Luc focused on artifacts that were excavated in 1927 by professor and Logan curator George L. Collie’1881 and his student, Paul Nesbitt’26. Their dig site, called Abri Cellier, is located in the picturesque Dordogne valley of southwestern France. Abri Cellier is an important Paleolithic site and its collections are significant because they are well preserved and documented. Here’s what Doyon says about his research:

“I am interested in the migration of the first population of Homo sapiens in Europe, known as the makers of the ‘Aurignacian’ material culture, some 30,000 years ago. I specialize in the study of their technology made of antler, mainly projectile points used for hunting activities. My goal in analyzing the collection from Abri Cellier was to compare the archaeological data with the results from an experiment I conducted in August 2012 to see if the techniques I used to produce projectile points out of antler were in line with those used in the Aurignacian.

“Surprisingly, considering the excavation methods where the focus was mainly directed toward lithic (stone) technology, I was able to find solid evidence suggesting that the Abri Cellier was a site used for the production of antler projectile points. I also was able to reconstruct the whole operation sequence used in this technology by analyzing the different artifact types and the traces left by their makers.”

Doyon’s will use his findings in his master's thesis as well as for a conference on experimental archaeology to be held at Cardiff University in 2013.

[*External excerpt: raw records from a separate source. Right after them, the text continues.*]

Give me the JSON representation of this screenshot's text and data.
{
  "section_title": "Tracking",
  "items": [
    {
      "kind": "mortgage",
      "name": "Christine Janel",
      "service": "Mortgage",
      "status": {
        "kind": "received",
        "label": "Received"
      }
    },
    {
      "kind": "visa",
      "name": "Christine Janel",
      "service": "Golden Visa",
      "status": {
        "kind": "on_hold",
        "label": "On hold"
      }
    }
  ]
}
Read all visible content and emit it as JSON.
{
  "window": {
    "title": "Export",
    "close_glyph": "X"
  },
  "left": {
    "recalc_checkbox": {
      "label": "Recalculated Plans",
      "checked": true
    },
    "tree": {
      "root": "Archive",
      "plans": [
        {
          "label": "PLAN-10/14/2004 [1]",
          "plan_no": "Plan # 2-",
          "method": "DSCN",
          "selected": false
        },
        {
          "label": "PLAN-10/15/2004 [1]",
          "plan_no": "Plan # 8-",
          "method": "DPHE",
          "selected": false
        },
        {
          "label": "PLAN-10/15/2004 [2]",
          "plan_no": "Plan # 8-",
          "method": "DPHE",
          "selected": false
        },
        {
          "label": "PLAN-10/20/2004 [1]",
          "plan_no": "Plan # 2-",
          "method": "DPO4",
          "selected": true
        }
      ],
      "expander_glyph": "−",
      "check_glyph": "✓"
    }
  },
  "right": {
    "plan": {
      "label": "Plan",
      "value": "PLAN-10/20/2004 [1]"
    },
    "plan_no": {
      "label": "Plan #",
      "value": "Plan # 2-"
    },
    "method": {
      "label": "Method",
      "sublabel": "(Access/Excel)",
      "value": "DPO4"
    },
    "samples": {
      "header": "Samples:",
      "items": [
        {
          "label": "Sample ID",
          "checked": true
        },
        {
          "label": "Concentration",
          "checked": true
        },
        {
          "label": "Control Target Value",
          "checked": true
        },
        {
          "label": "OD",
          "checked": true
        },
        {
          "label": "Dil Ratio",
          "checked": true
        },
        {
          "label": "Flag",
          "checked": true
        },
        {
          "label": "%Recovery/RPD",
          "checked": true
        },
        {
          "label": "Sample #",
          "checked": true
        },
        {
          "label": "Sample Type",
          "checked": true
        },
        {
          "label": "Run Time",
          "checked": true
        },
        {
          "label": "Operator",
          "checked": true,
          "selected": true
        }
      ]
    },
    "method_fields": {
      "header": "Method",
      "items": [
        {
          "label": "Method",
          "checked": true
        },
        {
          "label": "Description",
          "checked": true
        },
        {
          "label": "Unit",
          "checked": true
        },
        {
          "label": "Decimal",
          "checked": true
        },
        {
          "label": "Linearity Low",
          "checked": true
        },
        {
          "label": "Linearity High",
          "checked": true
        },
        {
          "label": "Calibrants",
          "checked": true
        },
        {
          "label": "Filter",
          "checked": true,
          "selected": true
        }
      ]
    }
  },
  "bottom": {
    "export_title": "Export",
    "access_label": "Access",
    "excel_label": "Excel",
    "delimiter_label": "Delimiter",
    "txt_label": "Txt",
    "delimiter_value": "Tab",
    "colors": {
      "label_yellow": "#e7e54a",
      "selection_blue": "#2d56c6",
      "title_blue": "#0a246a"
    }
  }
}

Doyon’s work follows up on recent research visits to the Logan’s European and North African archaeological collections by scholars from Algeria, Italy, and the U.K., as well from American universities. For example: These visitors interact with our students, enriching student perspectives on anthropology, collections, and the research process in general, while generating important new knowledge about the human past.